About a month ago, I made a sudden decision to leave my fairly interesting, fairly well-paying, office job in order to return to teaching and writing. I had to move fast because the semester was about to start– I put in my notice, sent around my resume, and within two weeks had a full teaching load lined up for fall, and a slow, part-time phase out in place at my old job. I’d been planning to stick with the gig at least until the end of the spring semester– it wasn’t a perfect fit (gray cubicle, lots of meetings), but there was no strong impetus to look for something new. But you know, sometimes when you pray about things like work, answers come. With encouragement from Dr. G, I took the spiritual hint and shifted gears.

I knew for sure it was the right decision about a week ago– sitting in that gray cubicle feeling grouchy, exhausted, and headachy, with a persistent tickle in my throat. I had to go teach in a few hours and I decided I’d better do the whole class sitting down (usually I’m a roamer), with a throat lozenge. But within 10 minutes of setting foot in the classroom, my energy returned and my niggling aches and pains disappeared. I was happy to be there. It felt just right.

Being a college teacher sounds prestigious, and it is fun to be a part of the learning process with my students and focus my energy on what I know best. But actually, for most people, college teaching is tiring, low-paid work. That’s because the majority of college teachers are like me: “part timers” called adjuncts. In the community college system here, there is a policy of hiring up to 3 adjuncts for every two full-time faculty members. Adjuncts live class to class, semester to semester. No job security, no benefits, no vacation or sick time. An adjunct in my local community college system who taught 12 3-credit courses in a year (four per semester and four in the summer– the rules limit us to 3 per semester but sometimes there are exceptions) would make less than $29,000. An English composition adjunct would grade about 1200 essays during that year, and spend about 576 hours in class, not including planning time, reading time, helping students outside of class, and grading smaller homework assignments. It’s mentally and emotionally challenging work, though many of the adjuncts who do it love the work and being in an educational setting. They are dedicated.
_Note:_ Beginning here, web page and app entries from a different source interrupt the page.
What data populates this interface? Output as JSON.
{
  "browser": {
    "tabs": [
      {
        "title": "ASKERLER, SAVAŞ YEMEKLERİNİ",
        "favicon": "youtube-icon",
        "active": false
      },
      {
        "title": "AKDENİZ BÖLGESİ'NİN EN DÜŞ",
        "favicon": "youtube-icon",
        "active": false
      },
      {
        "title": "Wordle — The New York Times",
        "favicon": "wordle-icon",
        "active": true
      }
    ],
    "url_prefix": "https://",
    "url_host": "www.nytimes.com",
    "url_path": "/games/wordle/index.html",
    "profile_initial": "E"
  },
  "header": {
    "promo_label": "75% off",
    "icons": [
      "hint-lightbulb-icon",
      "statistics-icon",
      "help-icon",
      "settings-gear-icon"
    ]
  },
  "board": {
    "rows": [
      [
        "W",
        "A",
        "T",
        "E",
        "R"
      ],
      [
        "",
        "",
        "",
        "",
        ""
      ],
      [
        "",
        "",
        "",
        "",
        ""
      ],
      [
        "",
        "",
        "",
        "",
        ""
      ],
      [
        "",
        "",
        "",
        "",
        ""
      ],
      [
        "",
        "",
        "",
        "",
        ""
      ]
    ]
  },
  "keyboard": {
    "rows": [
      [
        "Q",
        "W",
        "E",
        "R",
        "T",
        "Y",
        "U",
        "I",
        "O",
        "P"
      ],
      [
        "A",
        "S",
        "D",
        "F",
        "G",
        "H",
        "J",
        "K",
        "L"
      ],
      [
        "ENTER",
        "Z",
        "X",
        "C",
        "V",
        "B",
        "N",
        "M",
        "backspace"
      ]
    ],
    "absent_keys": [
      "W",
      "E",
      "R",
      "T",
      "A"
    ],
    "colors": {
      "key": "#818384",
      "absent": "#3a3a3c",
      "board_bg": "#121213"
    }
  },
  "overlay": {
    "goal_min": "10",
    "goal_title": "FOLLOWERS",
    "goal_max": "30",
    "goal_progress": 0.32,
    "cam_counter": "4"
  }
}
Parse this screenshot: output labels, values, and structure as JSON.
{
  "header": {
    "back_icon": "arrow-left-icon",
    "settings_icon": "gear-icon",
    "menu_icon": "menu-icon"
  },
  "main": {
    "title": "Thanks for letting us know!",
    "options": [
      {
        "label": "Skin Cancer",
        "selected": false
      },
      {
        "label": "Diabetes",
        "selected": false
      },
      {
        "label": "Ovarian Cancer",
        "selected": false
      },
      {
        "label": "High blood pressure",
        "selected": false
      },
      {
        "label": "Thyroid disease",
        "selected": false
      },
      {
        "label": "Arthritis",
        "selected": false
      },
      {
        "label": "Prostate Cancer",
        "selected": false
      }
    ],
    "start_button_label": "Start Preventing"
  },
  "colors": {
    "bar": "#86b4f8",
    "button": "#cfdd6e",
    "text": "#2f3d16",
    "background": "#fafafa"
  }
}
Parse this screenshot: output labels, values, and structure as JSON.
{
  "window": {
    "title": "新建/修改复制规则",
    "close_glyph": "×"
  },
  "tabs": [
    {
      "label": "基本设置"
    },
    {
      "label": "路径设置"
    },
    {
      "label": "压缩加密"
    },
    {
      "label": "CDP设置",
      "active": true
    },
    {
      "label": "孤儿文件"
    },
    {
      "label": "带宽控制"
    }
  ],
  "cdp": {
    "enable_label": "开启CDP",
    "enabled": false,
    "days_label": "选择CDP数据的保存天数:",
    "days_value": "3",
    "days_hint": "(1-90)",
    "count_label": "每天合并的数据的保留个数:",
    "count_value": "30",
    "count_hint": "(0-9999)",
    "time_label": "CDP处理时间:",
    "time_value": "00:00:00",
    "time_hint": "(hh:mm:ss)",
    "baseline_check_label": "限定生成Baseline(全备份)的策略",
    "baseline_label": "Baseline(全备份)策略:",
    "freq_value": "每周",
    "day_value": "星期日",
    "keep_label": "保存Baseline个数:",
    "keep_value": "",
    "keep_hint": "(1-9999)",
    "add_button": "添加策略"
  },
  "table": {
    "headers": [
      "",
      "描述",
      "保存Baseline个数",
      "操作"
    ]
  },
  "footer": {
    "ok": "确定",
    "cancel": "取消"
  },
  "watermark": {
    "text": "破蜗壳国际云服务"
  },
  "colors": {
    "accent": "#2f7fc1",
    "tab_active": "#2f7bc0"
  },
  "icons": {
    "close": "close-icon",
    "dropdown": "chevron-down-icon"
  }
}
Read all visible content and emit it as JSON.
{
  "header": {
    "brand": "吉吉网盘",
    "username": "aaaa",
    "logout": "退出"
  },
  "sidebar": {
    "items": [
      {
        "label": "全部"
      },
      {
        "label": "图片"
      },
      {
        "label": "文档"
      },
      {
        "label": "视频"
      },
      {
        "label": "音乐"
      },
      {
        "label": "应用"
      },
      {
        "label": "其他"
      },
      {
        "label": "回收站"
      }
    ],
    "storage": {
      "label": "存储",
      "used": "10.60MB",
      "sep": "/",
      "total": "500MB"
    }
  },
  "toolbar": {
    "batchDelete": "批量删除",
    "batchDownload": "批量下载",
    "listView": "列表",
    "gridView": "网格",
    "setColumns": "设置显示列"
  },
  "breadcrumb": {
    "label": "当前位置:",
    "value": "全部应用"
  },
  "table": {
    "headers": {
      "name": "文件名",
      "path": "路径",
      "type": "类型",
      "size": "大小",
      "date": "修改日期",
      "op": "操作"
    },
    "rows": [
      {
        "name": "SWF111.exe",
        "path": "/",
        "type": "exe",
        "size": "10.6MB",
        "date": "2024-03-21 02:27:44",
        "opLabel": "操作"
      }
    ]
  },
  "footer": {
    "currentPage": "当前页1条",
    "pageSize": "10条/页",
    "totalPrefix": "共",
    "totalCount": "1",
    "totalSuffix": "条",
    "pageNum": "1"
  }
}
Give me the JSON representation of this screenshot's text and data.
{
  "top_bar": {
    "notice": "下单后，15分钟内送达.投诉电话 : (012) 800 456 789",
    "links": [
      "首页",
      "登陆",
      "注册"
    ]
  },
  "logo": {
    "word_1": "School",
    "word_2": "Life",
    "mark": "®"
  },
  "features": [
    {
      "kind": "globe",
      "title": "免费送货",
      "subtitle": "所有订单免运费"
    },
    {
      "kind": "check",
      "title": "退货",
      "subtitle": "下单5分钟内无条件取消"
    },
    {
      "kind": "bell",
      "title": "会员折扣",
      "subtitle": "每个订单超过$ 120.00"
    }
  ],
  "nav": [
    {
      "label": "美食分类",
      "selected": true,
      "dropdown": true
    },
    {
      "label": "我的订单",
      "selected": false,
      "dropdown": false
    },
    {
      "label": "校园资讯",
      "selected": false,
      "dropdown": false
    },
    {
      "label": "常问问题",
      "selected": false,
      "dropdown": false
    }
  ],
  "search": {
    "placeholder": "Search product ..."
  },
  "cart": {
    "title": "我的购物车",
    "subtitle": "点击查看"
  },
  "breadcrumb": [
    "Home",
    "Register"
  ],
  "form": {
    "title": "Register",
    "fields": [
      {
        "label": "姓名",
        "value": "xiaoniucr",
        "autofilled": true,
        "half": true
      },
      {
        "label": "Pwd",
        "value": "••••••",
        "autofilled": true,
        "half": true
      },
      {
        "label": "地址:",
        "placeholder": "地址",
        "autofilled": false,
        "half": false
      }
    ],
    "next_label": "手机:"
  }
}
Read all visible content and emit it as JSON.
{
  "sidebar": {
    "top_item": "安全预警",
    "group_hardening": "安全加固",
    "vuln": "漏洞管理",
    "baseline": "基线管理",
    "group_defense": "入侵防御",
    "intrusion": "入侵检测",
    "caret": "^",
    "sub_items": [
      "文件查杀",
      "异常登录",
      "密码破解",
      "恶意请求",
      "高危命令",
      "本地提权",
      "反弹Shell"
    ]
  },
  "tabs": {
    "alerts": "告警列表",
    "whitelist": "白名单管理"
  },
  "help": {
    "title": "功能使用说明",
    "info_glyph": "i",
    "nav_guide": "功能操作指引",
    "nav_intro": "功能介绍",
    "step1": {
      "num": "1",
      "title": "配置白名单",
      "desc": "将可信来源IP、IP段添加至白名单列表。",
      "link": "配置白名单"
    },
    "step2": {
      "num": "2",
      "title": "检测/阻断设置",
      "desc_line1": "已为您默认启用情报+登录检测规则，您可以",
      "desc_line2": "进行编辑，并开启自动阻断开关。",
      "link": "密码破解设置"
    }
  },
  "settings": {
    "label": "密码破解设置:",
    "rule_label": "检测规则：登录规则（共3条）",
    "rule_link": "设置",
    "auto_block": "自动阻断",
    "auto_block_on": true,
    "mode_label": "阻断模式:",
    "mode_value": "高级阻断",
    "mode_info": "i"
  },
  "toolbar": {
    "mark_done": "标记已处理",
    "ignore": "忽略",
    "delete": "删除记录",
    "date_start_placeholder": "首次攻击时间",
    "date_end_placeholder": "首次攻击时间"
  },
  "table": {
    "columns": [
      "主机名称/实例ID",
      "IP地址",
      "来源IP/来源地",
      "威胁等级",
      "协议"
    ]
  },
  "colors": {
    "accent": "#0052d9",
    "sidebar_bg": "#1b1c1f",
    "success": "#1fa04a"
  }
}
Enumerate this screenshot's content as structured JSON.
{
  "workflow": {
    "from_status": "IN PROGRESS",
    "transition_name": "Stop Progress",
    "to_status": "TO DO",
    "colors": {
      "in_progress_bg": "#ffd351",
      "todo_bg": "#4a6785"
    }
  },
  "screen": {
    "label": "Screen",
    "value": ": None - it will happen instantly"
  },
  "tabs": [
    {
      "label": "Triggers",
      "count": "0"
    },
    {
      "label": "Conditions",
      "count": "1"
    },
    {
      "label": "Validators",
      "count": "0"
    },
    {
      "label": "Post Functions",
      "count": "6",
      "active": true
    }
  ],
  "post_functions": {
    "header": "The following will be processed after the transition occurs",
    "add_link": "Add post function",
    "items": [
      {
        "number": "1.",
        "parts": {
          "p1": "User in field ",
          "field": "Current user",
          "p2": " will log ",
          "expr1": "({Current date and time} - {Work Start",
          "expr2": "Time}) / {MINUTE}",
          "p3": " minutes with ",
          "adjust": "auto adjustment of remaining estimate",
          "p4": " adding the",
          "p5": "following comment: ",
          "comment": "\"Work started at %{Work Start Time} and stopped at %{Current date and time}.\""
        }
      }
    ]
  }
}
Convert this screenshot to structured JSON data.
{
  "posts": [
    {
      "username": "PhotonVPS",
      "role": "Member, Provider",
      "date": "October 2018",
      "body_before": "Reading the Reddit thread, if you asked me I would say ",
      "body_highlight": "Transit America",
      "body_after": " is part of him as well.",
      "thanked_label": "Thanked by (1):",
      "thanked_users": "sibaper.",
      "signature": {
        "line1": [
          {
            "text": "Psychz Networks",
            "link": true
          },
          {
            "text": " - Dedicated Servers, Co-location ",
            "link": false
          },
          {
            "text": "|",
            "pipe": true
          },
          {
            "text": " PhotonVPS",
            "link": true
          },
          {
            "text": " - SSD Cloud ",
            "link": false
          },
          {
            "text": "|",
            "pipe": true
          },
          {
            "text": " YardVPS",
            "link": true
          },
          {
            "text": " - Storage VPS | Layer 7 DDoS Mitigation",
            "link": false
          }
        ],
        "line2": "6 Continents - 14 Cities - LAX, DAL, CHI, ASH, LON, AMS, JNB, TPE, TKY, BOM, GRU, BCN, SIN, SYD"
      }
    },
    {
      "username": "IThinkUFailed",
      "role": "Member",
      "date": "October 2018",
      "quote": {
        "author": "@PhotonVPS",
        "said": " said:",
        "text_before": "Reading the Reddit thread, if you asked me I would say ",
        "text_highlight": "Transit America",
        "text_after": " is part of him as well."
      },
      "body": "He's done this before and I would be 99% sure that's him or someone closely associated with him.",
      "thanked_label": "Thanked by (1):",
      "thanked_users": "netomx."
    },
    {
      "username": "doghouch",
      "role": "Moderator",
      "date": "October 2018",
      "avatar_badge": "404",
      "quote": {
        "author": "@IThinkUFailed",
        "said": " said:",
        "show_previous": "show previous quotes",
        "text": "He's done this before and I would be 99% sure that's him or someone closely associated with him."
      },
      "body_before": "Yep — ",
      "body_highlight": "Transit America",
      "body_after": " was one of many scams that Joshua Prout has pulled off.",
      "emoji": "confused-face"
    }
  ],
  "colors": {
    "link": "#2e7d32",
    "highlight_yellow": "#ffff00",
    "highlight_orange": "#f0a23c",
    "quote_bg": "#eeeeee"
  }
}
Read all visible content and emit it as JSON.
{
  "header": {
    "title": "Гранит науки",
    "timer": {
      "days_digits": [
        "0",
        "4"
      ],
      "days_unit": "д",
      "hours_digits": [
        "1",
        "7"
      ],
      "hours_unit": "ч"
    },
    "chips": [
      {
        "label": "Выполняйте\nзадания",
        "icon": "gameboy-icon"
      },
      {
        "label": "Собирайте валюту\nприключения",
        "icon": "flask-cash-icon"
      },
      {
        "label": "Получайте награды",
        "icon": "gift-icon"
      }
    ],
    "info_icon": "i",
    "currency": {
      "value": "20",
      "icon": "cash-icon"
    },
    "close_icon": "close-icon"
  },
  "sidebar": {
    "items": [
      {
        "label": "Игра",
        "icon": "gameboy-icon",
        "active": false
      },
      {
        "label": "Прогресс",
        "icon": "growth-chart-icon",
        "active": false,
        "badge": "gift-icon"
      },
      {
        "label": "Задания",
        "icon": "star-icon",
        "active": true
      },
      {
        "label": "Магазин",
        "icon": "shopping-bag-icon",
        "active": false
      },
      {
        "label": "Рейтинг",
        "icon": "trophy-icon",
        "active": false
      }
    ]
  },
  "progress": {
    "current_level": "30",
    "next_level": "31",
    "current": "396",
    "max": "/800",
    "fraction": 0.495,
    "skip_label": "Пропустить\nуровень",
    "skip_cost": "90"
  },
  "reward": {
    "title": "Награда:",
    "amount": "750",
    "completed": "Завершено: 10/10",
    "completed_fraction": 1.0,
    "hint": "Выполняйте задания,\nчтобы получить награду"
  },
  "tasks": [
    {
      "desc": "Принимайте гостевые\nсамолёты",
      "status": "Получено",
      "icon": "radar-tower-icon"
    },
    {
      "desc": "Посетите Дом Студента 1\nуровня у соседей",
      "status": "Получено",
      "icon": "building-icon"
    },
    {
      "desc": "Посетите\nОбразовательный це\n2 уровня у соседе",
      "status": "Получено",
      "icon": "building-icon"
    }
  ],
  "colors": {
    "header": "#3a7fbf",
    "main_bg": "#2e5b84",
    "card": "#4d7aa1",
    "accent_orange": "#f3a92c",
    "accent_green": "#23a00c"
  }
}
Universities are also staffed more and more with part-time teachers and graduate student teachers and teaching assistants, rather than full-time faculty. Full-timers have more responsibilities than part-timers– they are expected to actively add to the knowledge in their field through research and writing, review and evaluate the work of others in their field, sit on planning committees that decide the direction of their department and their discipline, and, in many cases, bring money into the institution by winning grants. They also advise and mentor upper-level students. People are often surprised to hear that Dr. G teaches just a few courses each semester– that’s because he’s doing all those other things. He works year-round, even though he doesn’t teach a single class during the summer months.

There is definitely a place in higher education for part-time and student teachers. Adjunct teaching is good for both professionals and schools, because working people active in their field can come in and teach a class in the evening, pass on what they know, and earn a few extra bucks. They bring new perspectives and authenticity into the institution, which might otherwise become stuffy and insulated. And I believe that every graduate student should take a course in pedagogy and teach a class or two under the close mentorship of an experienced professor, as part of their training for a career in higher ed.

The problem is that those grad students are often not fully prepared to teach or closely supported while they do. And, as for the alleged “part timers”– too many of us are not part time. We cobble together a schedule of a few classes at this institution, a few more at that one, until our schedules are completely full. The schools save tons and tons of money operating this way. Even if a department has to go through the hassle of hiring 10 adjuncts to each teach three classes each every semester, it would rather do that than create five full-time positions and pay three times as much. At the community college (though perhaps this does not hold true at four-year schools or private schools), this hiring model may help keep tuition costs down.

The reason this strategy works is that there are so many people like me: qualified educators who have graduate degrees and are willing to make financial sacrifices to stay in a college setting doing what they love. There is no incentive to offer people $50,000 to do what they will just as eagerly do for $20,000.

But this is not just about educators– it’s about students. How are students best served? In most cases, adjuncts do not have an on-campus presence outside a mailbox and an email address, and are therefore not very accessible to students outside of class. They are generally not well connected to what is happening at the college and can’t alert their students to new opportunities and resources as well as a full-timer could. There may be professional development opportunities available that would help improve their teaching or expertise in their field, but chances are they are too busy making ends meet to attend. When those full-timer faculty committees are meeting to set the direction of the department, adjunct voices are likely not included. And, unless they take particular initiative to seek out their fellow part-timers, most adjuncts are unlikely to interact with other teachers and exchange ideas. Even the most effective and accomplished adjunct is less equipped to serve his or her students than a full-timer with the full campus community and network of resources behind her.

So, I’m gladly diving back in to a field I love, but I feel a bit like I am contributing to the problem. And yet, I want to do this work. I have to start somewhere and see what doors open along the way. I just wonder if there is any way I can contribute to improving the system in the meantime.